Above: The author enjoying every minute at USEF Pony Finals in 2012.
By Piper Klemm
Dedicated to this year’s Finals competitors
Six years ago, I was living in California, publishing like mad in academia, and had put my foot in the stirrup about twice after an eight year hiatus from the saddle. My version of a toe back into the water of the horse show world was buying one, then two, then three lease ponies. It was an exciting year for me. In my first year back at it, my ponies had a lot of success in the Green Pony Hunters. All four that I owned qualified for Pony Finals that year and we decided to take the big plunge – I decided to fly one to Kentucky.
It was exciting in the way that only new things can be. Despite from my research stress, dash for year end awards and accolades in my dwindling graduate school career, and reviewer comments, I would look up from the pipette each day in the lab that summer and just smile. It was happening. One of my ponies was going to compete at Pony Finals.
I called my parents and invited them to come. My dad was available and flew in from Portland, Oregon. Driving from the airport to the horse show that August, we had the very real conversation that this might never happen again. We talked about how we had to do every single thing because this might be my first and only trip to the Kentucky Horse Park. We talked about how we had to enjoy every minute because life is life and this was a huge trip, a huge expense, and it probably wouldn’t be feasible ever again.
And enjoy we did! Very few people are brave enough to bring a 5 year old pony to Pony Finals. I don’t know if I was brave or naive, but the deck stacked in my favor as we came home with model, hack, and overall prizes, as well as Best Turned Out Pony. I was legitimately shocked by our success, the Kentucky Horse Park and everything it offered, and all of the people I met. The consummate experience. I flew straight to a conference to be named a 2012 Future Leader in Chemistry at the SciFinder campus in Ohio, and banked the memories away for a lifetime. If that was ‘my’ Pony Finals, it was pretty incredible.
As most of us know, my life ended up changing dramatically. Between 2012 and 2013 Pony Finals, my husband Adam Hill applied, interviewed, and was awarded an Assistant Professorship at St. Lawrence University in Canton, New York and we trekked back east. The ponies followed us soon after to join Stonewall Farm in Wisconsin. Pony Finals became a very attainable goal. For the last five years, I have attended, cheered, cried, brought home a haul of prizes, and covered for The Plaid Horse.
Why am I telling you about this?
Because this Fall, all I have heard is a cacophony of “next year.”
Next year, Harrisburg will have their footing figured out.
Next year, the Maclay won’t start at 5:30 AM.
Next year, the live streams will work.
Next year, the vendors will have a good year.
Next year, the stands will be full.
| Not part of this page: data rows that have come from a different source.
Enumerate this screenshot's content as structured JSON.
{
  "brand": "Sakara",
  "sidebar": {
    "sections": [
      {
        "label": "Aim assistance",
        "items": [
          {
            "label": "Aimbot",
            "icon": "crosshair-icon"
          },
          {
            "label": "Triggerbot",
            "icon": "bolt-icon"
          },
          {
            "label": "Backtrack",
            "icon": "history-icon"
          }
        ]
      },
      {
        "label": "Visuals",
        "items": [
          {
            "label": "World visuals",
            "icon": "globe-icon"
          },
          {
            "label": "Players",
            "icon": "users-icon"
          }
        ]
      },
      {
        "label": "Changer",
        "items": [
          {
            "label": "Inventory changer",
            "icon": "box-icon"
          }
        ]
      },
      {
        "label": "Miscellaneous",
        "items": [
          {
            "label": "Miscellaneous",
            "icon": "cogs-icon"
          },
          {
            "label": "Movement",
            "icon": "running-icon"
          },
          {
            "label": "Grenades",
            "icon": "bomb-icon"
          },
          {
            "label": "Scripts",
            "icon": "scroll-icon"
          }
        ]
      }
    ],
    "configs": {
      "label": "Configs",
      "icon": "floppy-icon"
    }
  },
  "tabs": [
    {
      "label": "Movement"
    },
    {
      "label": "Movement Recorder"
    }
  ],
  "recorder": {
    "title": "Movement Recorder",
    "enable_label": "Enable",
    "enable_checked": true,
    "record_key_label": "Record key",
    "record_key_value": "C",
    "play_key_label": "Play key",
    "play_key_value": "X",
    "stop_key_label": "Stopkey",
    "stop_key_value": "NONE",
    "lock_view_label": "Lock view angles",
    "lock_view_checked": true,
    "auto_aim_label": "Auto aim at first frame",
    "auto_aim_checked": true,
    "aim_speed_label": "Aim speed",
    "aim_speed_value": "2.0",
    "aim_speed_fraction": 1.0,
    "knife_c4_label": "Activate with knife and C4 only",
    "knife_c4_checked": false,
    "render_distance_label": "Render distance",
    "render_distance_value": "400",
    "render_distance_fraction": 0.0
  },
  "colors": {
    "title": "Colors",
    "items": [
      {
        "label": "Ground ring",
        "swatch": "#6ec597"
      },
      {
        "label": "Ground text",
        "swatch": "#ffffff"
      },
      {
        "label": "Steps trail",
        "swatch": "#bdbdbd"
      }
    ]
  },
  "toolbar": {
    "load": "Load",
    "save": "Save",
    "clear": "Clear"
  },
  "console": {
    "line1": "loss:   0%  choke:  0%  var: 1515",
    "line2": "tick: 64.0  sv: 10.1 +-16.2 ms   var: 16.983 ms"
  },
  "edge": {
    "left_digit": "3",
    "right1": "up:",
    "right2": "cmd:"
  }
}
Here’s what we are missing in all of that projection. We are missing all of the people here this year. All of the people that might never make it back – or maybe more importantly – ones that don’t think that they will. All of the people and horses for whom 2017 is ‘their’ year. All of the horses endangered by bad footing this year. All of the trainers endangered leaving their hotels at 4 AM this year. All the rounds and riders and fan clubs from home this year. All the vendors who won’t survive another year. All the fans that could be part of our sport now.
So many people in the sport get a shot or two. The backbone of our sport is amateurs heading back to indoors for the first time as adult riders, juniors who do the medals once, riders who have that one special pony that puts them on the national stage, a feat they won’t ever replicate in their riding career.
We appeal over and over to the ever- dwindling core group of people who can guarantee to us that they will be around next year. Is that how we grow our sport and make it great? Or do we look toward the future, demand change now (right now, this year, this instant), and make our sport what it should be – a group of finalists all hoping to have the day of their lives in a hallowed indoor arena?
My business has grown in scale and is supported by a structure sturdy enough to guarantee that I will have ponies competing at Pony Finals for the next decade. We know what trainers will definitely be at Medal Finals next year. But think about the middle and bottom level – the trainers that are one or two clients away from bailing all together and not making the trip, the ones that might take a client or two a few times and never make it back. Think about the families that have made significant personal and financial sacrifices in support of their child. Let’s give them an experience to remember and to talk about the rest of their lives – our sport deserves that.